Because of the classical training, I found it very easy to play chords and pretty much immediately started writing songs about love and other things I had no idea about. My mother was my biggest fan and loved listening to my new compositions (no matter how bad I’m sure they must have been, she loved it). In primary-school I forced family, friends, and neighbors to pay an entrance fee to attend my house concert and in high school Favorites, I had the odd music concert. When I went to University, we started a Uni band and traveled the country with our music. My band was called Southern Soul and we quickly recorded an album and fully immersed ourselves into this music world. The favorite broke up after a few years with life leading us in different directions, but I went solo and kept going at it.

What material have you released? 

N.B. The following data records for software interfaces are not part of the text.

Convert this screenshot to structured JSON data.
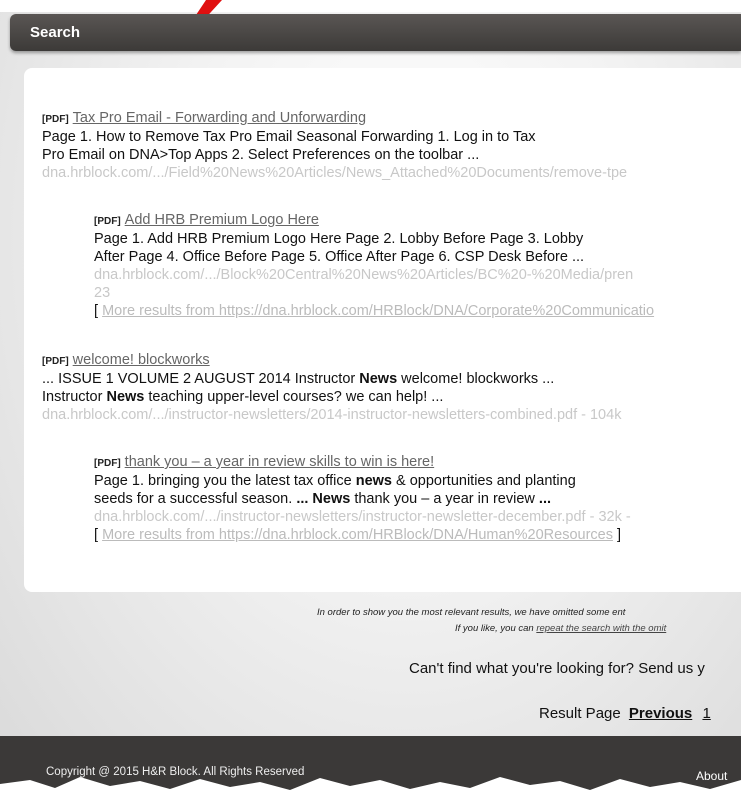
{
  "header": {
    "title": "Search"
  },
  "results": [
    {
      "tag": "[PDF]",
      "title": "Tax Pro Email - Forwarding and Unforwarding",
      "snippet_lines": [
        "Page 1. How to Remove Tax Pro Email Seasonal Forwarding 1. Log in to Tax",
        "Pro Email on DNA>Top Apps 2. Select Preferences on the toolbar ..."
      ],
      "url": "dna.hrblock.com/.../Field%20News%20Articles/News_Attached%20Documents/remove-tpe"
    },
    {
      "tag": "[PDF]",
      "title": "Add HRB Premium Logo Here",
      "snippet_lines": [
        "Page 1. Add HRB Premium Logo Here Page 2. Lobby Before Page 3. Lobby",
        "After Page 4. Office Before Page 5. Office After Page 6. CSP Desk Before ..."
      ],
      "url_lines": [
        "dna.hrblock.com/.../Block%20Central%20News%20Articles/BC%20-%20Media/pren",
        "23"
      ],
      "more_link": "More results from https://dna.hrblock.com/HRBlock/DNA/Corporate%20Communicatio"
    },
    {
      "tag": "[PDF]",
      "title": "welcome! blockworks",
      "snippet_lines": [
        "... ISSUE 1 VOLUME 2 AUGUST 2014 Instructor News welcome! blockworks ...",
        "Instructor News teaching upper-level courses? we can help! ..."
      ],
      "url": "dna.hrblock.com/.../instructor-newsletters/2014-instructor-newsletters-combined.pdf - 104k"
    },
    {
      "tag": "[PDF]",
      "title": "thank you – a year in review skills to win is here!",
      "snippet_lines": [
        "Page 1. bringing you the latest tax office news & opportunities and planting",
        "seeds for a successful season. ... News thank you – a year in review ..."
      ],
      "url": "dna.hrblock.com/.../instructor-newsletters/instructor-newsletter-december.pdf - 32k -",
      "more_link": "More results from https://dna.hrblock.com/HRBlock/DNA/Human%20Resources"
    }
  ],
  "more_prefix": "[",
  "more_suffix": "]",
  "omitted_note": {
    "line1": "In order to show you the most relevant results, we have omitted some ent",
    "line2_prefix": "If you like, you can",
    "line2_link": "repeat the search with the omit"
  },
  "cant_find": "Can't find what you're looking for? Send us y",
  "pager": {
    "label": "Result Page",
    "previous": "Previous",
    "page": "1"
  },
  "footer": {
    "copyright": "Copyright @ 2015 H&R Block. All Rights Reserved",
    "about": "About"
  },
  "colors": {
    "header_bg": "#3c3a38",
    "footer_bg": "#3b3938",
    "link_grey": "#666666",
    "url_grey": "#c8c8c8",
    "arrow": "#e01010"
  }
}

My first album was with my band Southern Soul in 2006 and was called “Package,” while my solo album as Lee Martin in 2008 was “I Know You’re Sleeping”. I guess it is similar in a sense to what I am writing now, but I feel like my music has definitely evolved and matured. I then got married and we moved to NZ in 2010.  Soon after that I had a baby, followed by another, so had a bit of a break.  I slowly got back into gigging and starting over in NZ where I was a complete unknown but managed to become active on the scene and I re-released some of my solo music together with some live recordings in 2016 on an album called “Late Night Sessions.”

How would you describe your style to someone who has never heard you before?

I feel like Norah Jones and Eva Cassidy are two of the artists I have been compared to. I like writing about life, and I am a big storyteller in the way I write my songs. I love observing people and making real connections in order to tell a relatable story not only about my own life but about others as well.  I cross the boundaries of genres and would say all these are applicable at some point; folk, country, blues.

Who inspires you now, both locally and globally?

Van Morrison is my ultimate inspiration as he kind of breaks all the rules. He keeps bringing out new music, performing and doing what he loves. He never stops. It’s just is who he is. Also, I love the way he crosses the boundaries of genres. He’s not worried about having massive hits or impressing anyone (I know he can be a grumpy bugger), he is just doing his thing and I love it!  I also love Norah jones and the fact that she just released another album. 

Locally, I adore Jamie McDell, Matty Von Voin, Marlon Williams (the list goes on). NZ has so much amazing talent.

When you perform live is it just by yourself or do you have a regular band?

I like the simplicity of performing by myself and this is what I do most of the time. For bigger shows and launches I’ll perform with a band.

What are your plans for the next six months?

Promoting this EP as much as possible and touring around NZ, Australia and back in South Africa in September.

by Kev Rowland